## [EXERCISE AIM]
Which lines of the entries below include "完全贯穿"? List them all.

## [MATERIAL FOR THIS TASK]
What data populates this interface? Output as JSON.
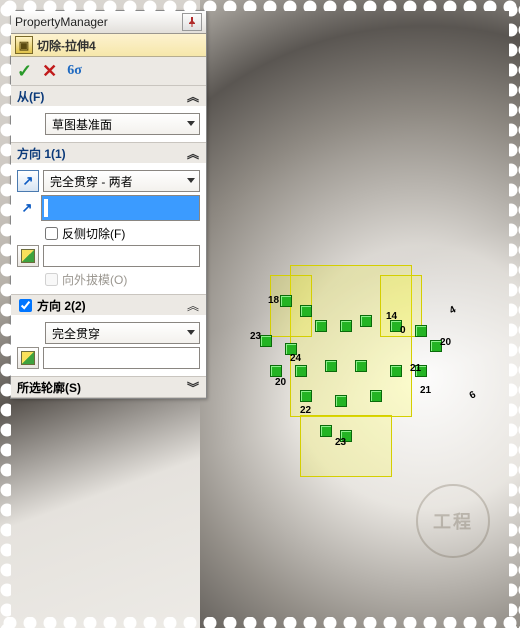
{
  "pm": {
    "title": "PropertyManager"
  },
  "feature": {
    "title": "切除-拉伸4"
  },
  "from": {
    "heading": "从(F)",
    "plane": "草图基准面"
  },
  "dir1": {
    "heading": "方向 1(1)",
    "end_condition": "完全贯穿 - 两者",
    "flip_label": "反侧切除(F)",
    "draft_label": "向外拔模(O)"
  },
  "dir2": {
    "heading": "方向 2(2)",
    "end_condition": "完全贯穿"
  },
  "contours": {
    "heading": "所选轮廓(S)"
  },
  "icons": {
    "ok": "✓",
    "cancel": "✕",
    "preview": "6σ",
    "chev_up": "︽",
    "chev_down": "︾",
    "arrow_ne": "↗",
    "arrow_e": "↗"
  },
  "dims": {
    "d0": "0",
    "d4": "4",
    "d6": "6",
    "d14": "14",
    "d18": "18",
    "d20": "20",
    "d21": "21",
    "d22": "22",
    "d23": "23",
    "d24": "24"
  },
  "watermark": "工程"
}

## [SOLUTION BELOW]
    "end_condition": "完全贯穿 - 两者",
    "end_condition": "完全贯穿"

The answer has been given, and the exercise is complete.